- P3s Strengthen the Ties That Bind Public-Private Sector Relations
As a vital anchor of U.S. military strategy, the U.S. Army shall endeavor to fortify its network of relations within the private sector. After all, the skillsets required of Soldiers do not exclusively thrive within the U.S. Army, as they are in fact sourced from multiple specializations the private sector can relentlessly provide. P3s are thus important in ensuring that the U.S. Army continues to encourage private partners to contribute in its value production. Good relations with the private sector allow Soldiers to thrive in a productive environment that bodes well for the U.S. Army, making them essential links for the success of P3s.

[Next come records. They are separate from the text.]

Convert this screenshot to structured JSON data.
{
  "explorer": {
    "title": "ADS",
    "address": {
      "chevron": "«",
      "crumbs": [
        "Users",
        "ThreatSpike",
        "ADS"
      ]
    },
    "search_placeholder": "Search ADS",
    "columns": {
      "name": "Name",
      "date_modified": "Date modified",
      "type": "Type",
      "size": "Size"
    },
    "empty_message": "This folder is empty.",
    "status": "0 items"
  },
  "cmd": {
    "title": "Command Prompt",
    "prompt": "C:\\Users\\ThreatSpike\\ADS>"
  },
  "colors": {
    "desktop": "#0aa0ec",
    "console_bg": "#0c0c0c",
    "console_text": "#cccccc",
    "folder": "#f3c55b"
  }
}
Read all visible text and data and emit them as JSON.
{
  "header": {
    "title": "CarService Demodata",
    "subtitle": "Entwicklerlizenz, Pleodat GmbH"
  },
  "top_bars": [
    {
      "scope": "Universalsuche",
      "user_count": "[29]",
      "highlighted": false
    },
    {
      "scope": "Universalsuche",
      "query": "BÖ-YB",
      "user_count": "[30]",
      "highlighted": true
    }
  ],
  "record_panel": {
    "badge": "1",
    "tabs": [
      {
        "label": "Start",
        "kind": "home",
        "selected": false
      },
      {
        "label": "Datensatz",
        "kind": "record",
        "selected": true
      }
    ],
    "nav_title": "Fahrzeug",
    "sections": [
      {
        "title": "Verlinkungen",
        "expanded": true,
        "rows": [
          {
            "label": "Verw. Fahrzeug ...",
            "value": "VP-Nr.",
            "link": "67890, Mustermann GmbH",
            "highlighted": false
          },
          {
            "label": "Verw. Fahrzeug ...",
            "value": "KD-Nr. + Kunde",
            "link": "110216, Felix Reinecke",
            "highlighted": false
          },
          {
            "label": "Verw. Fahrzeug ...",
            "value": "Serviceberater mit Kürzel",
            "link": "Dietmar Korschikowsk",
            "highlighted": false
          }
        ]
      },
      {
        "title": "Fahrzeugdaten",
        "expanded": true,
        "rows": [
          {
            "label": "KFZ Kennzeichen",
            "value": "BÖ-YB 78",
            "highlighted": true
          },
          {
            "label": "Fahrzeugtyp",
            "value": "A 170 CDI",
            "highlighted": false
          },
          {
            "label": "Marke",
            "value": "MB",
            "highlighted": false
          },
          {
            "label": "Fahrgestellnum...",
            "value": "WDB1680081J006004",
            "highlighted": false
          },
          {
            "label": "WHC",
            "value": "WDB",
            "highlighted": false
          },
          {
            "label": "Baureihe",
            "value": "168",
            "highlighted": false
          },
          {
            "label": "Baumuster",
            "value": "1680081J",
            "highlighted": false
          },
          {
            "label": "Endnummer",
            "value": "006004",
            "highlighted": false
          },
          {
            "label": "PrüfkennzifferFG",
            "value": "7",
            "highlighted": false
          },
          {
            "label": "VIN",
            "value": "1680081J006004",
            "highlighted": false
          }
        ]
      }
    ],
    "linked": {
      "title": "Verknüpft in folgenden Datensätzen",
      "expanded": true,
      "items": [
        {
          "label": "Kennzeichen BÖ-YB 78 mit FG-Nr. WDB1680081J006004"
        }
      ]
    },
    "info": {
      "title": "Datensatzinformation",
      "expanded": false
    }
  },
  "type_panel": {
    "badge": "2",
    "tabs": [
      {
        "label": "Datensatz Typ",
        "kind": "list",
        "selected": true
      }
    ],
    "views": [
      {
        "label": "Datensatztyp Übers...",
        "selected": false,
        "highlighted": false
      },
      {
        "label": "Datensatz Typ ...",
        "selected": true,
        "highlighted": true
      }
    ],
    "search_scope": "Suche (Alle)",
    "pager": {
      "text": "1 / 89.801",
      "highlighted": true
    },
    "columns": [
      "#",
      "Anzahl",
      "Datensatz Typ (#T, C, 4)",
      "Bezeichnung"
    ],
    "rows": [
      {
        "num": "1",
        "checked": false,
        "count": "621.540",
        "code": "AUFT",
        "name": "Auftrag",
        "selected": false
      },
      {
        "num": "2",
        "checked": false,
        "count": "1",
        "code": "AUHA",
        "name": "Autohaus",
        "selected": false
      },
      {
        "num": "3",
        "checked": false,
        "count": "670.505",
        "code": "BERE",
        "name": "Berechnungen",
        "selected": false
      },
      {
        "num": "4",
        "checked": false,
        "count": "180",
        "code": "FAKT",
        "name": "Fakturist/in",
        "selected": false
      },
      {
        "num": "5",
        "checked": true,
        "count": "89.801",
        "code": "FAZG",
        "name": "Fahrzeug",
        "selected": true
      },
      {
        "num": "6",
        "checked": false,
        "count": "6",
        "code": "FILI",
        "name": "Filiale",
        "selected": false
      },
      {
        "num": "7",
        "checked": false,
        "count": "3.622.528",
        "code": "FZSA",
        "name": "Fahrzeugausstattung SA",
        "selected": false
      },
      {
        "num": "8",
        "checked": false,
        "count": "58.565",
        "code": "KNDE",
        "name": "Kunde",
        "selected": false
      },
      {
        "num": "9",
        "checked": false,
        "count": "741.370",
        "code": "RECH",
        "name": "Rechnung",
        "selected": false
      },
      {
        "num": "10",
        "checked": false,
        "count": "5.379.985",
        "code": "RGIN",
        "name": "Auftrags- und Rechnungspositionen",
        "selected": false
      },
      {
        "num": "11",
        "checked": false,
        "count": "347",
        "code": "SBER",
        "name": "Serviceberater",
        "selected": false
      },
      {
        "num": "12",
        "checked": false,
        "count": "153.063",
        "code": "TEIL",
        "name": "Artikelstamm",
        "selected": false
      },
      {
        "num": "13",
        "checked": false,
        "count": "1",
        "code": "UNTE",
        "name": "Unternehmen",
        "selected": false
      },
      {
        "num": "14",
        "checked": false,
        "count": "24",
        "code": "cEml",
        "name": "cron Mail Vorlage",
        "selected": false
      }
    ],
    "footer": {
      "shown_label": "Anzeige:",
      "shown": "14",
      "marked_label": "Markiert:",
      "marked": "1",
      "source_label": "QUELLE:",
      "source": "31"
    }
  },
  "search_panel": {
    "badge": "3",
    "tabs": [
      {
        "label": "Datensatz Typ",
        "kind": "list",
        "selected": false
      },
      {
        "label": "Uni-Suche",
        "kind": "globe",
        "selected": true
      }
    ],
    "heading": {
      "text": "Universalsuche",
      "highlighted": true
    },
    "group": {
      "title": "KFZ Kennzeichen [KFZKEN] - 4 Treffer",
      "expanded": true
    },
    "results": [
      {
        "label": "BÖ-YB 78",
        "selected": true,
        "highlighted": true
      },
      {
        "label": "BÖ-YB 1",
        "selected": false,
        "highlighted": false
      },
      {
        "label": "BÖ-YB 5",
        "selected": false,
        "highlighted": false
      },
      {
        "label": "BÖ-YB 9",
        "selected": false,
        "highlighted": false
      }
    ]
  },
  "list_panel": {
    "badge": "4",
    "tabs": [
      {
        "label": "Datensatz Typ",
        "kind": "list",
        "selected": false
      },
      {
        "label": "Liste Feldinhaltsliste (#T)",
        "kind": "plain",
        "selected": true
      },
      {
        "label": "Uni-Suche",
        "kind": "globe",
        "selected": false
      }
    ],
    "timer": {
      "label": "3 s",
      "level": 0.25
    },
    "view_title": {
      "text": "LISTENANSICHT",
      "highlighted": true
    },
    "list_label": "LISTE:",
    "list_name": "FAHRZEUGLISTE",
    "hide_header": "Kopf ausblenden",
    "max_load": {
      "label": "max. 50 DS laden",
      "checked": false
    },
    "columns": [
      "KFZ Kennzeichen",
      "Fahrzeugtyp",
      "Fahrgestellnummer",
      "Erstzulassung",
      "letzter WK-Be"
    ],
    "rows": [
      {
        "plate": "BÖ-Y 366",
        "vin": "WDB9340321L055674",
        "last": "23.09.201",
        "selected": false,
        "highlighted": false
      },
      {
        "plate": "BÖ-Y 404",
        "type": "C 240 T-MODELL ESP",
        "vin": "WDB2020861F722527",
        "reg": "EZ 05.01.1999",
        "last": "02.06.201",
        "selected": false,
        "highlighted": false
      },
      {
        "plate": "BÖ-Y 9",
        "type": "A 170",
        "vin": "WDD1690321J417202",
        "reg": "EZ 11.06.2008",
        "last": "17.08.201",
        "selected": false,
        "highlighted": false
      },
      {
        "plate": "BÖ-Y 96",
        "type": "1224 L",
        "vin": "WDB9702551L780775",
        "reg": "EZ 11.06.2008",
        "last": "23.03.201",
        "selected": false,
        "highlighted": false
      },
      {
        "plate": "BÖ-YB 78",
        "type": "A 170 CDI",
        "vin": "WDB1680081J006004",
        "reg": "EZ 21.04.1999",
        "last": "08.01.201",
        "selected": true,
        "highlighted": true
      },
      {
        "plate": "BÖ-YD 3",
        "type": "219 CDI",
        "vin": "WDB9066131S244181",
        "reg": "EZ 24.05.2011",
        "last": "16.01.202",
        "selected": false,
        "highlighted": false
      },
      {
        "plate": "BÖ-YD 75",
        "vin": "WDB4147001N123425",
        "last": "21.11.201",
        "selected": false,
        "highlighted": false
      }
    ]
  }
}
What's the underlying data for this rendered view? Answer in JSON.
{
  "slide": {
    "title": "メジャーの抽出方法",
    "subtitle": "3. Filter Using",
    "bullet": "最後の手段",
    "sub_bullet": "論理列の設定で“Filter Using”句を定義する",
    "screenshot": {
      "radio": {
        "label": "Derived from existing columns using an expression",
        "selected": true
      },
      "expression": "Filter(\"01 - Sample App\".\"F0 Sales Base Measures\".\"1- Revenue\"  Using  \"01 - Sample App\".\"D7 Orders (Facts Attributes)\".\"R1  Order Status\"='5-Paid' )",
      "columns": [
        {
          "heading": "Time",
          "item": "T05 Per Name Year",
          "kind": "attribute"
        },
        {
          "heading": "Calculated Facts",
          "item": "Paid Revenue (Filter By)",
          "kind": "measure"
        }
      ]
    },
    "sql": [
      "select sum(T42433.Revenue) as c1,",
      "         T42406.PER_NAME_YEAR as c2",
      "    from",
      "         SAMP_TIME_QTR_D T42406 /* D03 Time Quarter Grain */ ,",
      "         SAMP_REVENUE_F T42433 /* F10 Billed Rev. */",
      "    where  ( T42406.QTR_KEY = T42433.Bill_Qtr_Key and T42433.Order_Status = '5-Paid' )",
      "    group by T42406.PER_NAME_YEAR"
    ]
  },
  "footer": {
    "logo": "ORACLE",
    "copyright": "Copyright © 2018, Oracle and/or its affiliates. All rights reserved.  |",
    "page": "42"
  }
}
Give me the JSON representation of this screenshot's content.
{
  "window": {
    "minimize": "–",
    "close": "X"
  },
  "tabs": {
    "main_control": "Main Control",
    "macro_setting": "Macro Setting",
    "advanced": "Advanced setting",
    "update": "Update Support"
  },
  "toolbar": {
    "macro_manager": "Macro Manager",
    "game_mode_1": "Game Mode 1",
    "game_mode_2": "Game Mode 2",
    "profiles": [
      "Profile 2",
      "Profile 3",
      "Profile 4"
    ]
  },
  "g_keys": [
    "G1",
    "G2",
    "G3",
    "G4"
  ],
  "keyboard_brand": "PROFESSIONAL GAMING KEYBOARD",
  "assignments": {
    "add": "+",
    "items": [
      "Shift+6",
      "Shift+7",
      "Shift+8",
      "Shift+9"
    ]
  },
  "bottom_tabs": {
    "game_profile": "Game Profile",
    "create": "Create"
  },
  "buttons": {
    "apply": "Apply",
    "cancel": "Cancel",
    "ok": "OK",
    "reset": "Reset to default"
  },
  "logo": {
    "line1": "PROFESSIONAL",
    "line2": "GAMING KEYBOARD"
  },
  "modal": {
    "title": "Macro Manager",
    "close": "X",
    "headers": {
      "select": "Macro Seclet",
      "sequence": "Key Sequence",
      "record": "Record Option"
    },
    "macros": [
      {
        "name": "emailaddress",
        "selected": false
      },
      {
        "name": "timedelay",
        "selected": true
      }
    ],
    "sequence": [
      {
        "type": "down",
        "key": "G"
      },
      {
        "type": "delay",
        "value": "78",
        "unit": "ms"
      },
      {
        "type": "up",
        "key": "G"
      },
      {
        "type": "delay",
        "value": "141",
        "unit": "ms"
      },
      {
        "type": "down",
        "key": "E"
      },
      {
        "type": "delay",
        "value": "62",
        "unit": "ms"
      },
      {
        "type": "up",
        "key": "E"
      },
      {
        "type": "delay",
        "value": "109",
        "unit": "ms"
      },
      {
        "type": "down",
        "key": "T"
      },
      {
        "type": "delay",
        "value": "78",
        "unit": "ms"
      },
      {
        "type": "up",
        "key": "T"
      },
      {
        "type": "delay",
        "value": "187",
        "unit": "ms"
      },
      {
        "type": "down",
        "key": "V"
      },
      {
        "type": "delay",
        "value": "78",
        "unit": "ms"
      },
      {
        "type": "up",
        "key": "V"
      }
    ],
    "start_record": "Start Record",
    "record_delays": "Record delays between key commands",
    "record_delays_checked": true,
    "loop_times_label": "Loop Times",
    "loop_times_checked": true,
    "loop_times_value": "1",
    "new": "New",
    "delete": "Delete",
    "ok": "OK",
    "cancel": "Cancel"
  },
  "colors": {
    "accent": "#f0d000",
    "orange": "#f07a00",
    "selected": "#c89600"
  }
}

P3s urge the engagement of both Soldiers and private partners through constant communication that entail the alignment of interests and harmonization of required actions. For instance, issues regarding civil works within the U.S. Army cannot be addressed by the private sector simply through its expertise in infrastructure development. Private partners need to inculcate some of the most pressing concerns Soldiers have regarding their use of amenities.
- P3s Emphasize Value Creation
It goes without saying that the private sector thoroughly complements the U.S. Army in terms of keeping abreast of innovations. Whereas private partners are driven by revenue generation for sharing and developing their specializations, creating successful military strategies drive the very purpose and meaning of the U.S. Army. As such, P3s encourage both parties to create value in accordance to their respective interests. Soldiers become even more successful defense agents through exposure to P3 projects, hence allowing them to expand their own specializations that benefit the U.S. Army, first and foremost. Budgetary considerations become the least of the various concerns surrounding the U.S. Army, for P3s allow for revenue generation that benefits private partners as well.
The appreciation held towards P3s stem from the fact that resource limitations have long been a pressing matter for value creation within the U.S. Army. This is emphasized by infrastructure woes faced by Soldiers prior to the P3 pilot program, in which reliance on the limited budget earmarked for the U.S. Army have led to mediocre infrastructure.
5. P3s Chart the Course for A Future-Oriented Workforce
Risks and rewards are always present in P3s, and agential interaction between the U.S. Army and its private partners allow for a balanced distribution of those considerations. Both Soldiers and their private-sector counterparts interact not only in the interest of fulfilling the various projects they have at hand. Rather, their collaboration allows for a thorough survey of uncertainties that would affect their work and the interests of the respective organizations they represent.
Soldiers, for their part, become even more concerned with the prospects facing the U.S. Army, their roles being pivotal for imparting the necessary responses. P3s ensure that those responses are optimal enough to immunize the U.S. Army from future issues that may affect its integrity as a pillar of U.S. military strategy. In that regard, Soldiers get to play a dynamic role in averting risks and maximizing rewards out of the various uncertainties surrounding the U.S. Army. By communicating infrastructure development concerns with private partners as in the case of the P3 pilot program, Soldiers can elicit sound prognoses through reliable perspectives from the private sector.
Major Bobby Ali is assigned to the 130th Engineer Battalion. This article represents his personal opinion and is not an official position of the U.S. Army or the U.S. Government.
This first appeared in The Havok Journal July 12, 2019.
© 2020 The Havok Journal